Your instructions »
Please print the whole of the listing that follows exactly.

########################################

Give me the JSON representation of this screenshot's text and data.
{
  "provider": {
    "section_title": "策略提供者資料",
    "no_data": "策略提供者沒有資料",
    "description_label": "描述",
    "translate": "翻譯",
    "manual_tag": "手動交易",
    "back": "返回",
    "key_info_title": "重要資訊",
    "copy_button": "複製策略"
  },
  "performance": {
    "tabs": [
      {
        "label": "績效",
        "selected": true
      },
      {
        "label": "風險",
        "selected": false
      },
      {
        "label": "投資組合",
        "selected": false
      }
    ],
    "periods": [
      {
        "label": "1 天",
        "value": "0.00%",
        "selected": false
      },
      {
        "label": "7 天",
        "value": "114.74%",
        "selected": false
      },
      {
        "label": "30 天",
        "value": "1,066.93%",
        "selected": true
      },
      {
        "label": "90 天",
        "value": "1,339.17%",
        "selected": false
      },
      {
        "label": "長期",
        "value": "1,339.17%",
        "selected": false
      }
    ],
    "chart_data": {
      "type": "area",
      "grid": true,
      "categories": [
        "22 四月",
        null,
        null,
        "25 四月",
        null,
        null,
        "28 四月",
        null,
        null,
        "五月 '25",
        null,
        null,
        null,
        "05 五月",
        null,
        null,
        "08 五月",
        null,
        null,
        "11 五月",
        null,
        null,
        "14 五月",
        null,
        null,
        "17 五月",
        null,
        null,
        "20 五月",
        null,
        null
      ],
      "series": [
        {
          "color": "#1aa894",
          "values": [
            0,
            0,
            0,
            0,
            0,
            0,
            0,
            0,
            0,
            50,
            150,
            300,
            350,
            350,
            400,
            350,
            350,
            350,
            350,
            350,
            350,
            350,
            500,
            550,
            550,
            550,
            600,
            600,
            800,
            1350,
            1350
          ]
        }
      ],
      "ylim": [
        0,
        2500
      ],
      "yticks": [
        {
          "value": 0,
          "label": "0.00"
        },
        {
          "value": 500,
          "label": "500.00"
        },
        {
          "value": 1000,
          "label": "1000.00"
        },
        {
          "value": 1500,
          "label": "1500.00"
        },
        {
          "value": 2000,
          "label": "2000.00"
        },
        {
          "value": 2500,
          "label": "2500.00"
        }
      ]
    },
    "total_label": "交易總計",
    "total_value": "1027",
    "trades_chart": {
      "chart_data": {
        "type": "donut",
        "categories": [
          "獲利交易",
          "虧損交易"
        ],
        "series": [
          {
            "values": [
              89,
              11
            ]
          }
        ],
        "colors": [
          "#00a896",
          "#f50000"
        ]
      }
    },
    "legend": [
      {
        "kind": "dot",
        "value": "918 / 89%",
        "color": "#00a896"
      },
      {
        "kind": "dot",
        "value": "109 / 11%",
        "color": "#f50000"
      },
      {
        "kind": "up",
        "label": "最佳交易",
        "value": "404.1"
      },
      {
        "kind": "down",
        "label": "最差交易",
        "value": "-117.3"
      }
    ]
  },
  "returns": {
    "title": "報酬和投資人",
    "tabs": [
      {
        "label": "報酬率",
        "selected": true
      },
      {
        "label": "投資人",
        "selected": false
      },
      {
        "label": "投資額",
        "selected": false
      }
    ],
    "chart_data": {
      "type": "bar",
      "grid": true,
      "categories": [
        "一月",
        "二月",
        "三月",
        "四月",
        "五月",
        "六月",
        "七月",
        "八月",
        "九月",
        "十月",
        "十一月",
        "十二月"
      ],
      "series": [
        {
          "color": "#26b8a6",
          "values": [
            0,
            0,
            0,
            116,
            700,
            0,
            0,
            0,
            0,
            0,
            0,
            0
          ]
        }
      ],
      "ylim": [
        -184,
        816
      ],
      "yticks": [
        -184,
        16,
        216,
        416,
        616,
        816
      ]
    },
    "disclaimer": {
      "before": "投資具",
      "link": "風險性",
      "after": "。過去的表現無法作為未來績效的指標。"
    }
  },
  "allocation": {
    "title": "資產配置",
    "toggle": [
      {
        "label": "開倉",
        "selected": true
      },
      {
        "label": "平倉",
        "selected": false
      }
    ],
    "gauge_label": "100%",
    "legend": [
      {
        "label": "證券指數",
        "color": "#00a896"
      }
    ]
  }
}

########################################

Reply to the task »
Give me the JSON representation of this screenshot's text and data.
{
  "provider": {
    "section_title": "策略提供者資料",
    "no_data": "策略提供者沒有資料",
    "description_label": "描述",
    "translate": "翻譯",
    "manual_tag": "手動交易",
    "back": "返回",
    "key_info_title": "重要資訊",
    "copy_button": "複製策略"
  },
  "performance": {
    "tabs": [
      {
        "label": "績效",
        "selected": true
      },
      {
        "label": "風險",
        "selected": false
      },
      {
        "label": "投資組合",
        "selected": false
      }
    ],
    "periods": [
      {
        "label": "1 天",
        "value": "0.00%",
        "selected": false
      },
      {
        "label": "7 天",
        "value": "114.74%",
        "selected": false
      },
      {
        "label": "30 天",
        "value": "1,066.93%",
        "selected": true
      },
      {
        "label": "90 天",
        "value": "1,339.17%",
        "selected": false
      },
      {
        "label": "長期",
        "value": "1,339.17%",
        "selected": false
      }
    ],
    "chart_data": {
      "type": "area",
      "grid": true,
      "categories": [
        "22 四月",
        null,
        null,
        "25 四月",
        null,
        null,
        "28 四月",
        null,
        null,
        "五月 '25",
        null,
        null,
        null,
        "05 五月",
        null,
        null,
        "08 五月",
        null,
        null,
        "11 五月",
        null,
        null,
        "14 五月",
        null,
        null,
        "17 五月",
        null,
        null,
        "20 五月",
        null,
        null
      ],
      "series": [
        {
          "color": "#1aa894",
          "values": [
            0,
            0,
            0,
            0,
            0,
            0,
            0,
            0,
            0,
            50,
            150,
            300,
            350,
            350,
            400,
            350,
            350,
            350,
            350,
            350,
            350,
            350,
            500,
            550,
            550,
            550,
            600,
            600,
            800,
            1350,
            1350
          ]
        }
      ],
      "ylim": [
        0,
        2500
      ],
      "yticks": [
        {
          "value": 0,
          "label": "0.00"
        },
        {
          "value": 500,
          "label": "500.00"
        },
        {
          "value": 1000,
          "label": "1000.00"
        },
        {
          "value": 1500,
          "label": "1500.00"
        },
        {
          "value": 2000,
          "label": "2000.00"
        },
        {
          "value": 2500,
          "label": "2500.00"
        }
      ]
    },
    "total_label": "交易總計",
    "total_value": "1027",
    "trades_chart": {
      "chart_data": {
        "type": "donut",
        "categories": [
          "獲利交易",
          "虧損交易"
        ],
        "series": [
          {
            "values": [
              89,
              11
            ]
          }
        ],
        "colors": [
          "#00a896",
          "#f50000"
        ]
      }
    },
    "legend": [
      {
        "kind": "dot",
        "value": "918 / 89%",
        "color": "#00a896"
      },
      {
        "kind": "dot",
        "value": "109 / 11%",
        "color": "#f50000"
      },
      {
        "kind": "up",
        "label": "最佳交易",
        "value": "404.1"
      },
      {
        "kind": "down",
        "label": "最差交易",
        "value": "-117.3"
      }
    ]
  },
  "returns": {
    "title": "報酬和投資人",
    "tabs": [
      {
        "label": "報酬率",
        "selected": true
      },
      {
        "label": "投資人",
        "selected": false
      },
      {
        "label": "投資額",
        "selected": false
      }
    ],
    "chart_data": {
      "type": "bar",
      "grid": true,
      "categories": [
        "一月",
        "二月",
        "三月",
        "四月",
        "五月",
        "六月",
        "七月",
        "八月",
        "九月",
        "十月",
        "十一月",
        "十二月"
      ],
      "series": [
        {
          "color": "#26b8a6",
          "values": [
            0,
            0,
            0,
            116,
            700,
            0,
            0,
            0,
            0,
            0,
            0,
            0
          ]
        }
      ],
      "ylim": [
        -184,
        816
      ],
      "yticks": [
        -184,
        16,
        216,
        416,
        616,
        816
      ]
    },
    "disclaimer": {
      "before": "投資具",
      "link": "風險性",
      "after": "。過去的表現無法作為未來績效的指標。"
    }
  },
  "allocation": {
    "title": "資產配置",
    "toggle": [
      {
        "label": "開倉",
        "selected": true
      },
      {
        "label": "平倉",
        "selected": false
      }
    ],
    "gauge_label": "100%",
    "legend": [
      {
        "label": "證券指數",
        "color": "#00a896"
      }
    ]
  }
}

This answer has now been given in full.